More young children
“This time around, we’re seeing more children less than 5 years of age,” Blumberg said.
He has observed that many of them have milder cases of bronchitis or croup, whereas the teens with COVID seen in earlier surges had more severe pneumonia. Most of these young children recover well, but he cautioned that with any infection and any hospital admission, “some children aren’t going to do well.”
Hospitalizations among young children are currently higher than they’ve ever been during the pandemic, according to the CDC.
Vaccines still work, but boosters are important
One thing the Omicron surge hasn’t altered is the well-established reality that vaccines significantly improve people’s odds of not dying from COVID-19. Deaths are still on the increase, averaging 1,600 a day in the US, an increase of 40% from the past week, according to the CDC. (Walensky said at the White House briefing that she thinks most of those are Delta variant cases.)
With Omicron rampant, “virtually everybody is going to wind up getting exposed and likely get infected,” National Institute of Allergy and Infectious Diseases chief Anthony Fauci said on Wednesday. “But if you’re vaccinated, and if you’re boosted, the chances of you getting sick are very, very low.”
“At my hospital, we have a graphic that’s sent out every day that has little people icons, those in the ICU, those on a ventilator, and those admitted for COVID. And the vast majority, overwhelmingly, are unvaccinated people in all three categories,” said Jeanne Marrazzo, the director of the division of infectious diseases at the University of Alabama at Birmingham School of Medicine, who spoke Tuesday at an Infectious Diseases Society of America briefing on Omicron for reporters.

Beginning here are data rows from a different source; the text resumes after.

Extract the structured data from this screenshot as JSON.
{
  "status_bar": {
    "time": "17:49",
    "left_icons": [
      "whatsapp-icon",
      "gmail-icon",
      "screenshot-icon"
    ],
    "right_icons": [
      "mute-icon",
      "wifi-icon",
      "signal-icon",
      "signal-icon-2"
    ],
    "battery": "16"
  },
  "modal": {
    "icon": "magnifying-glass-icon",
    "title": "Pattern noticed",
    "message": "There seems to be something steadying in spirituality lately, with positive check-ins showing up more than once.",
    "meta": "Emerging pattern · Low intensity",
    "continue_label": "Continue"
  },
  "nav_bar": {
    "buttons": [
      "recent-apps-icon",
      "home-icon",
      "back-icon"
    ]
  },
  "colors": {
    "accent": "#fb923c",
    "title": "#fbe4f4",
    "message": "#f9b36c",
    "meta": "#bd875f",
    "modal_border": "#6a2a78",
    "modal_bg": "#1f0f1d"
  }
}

“What we’ve learned with Omicron is that the booster really makes a big difference in terms of reducing your risk,” Murray said. Her hospital is seeing both vaccinated and unvaccinated patients hospitalized for COVID. But even patients who only had an initial series of vaccines — no booster — appear to be protected from the most severe outcomes.
“What we aren’t seeing is patients ending up on ventilators if they’re fully vaccinated,” she said. “I don’t have a single fully vaccinated patient in the hospital on a ventilator right now.”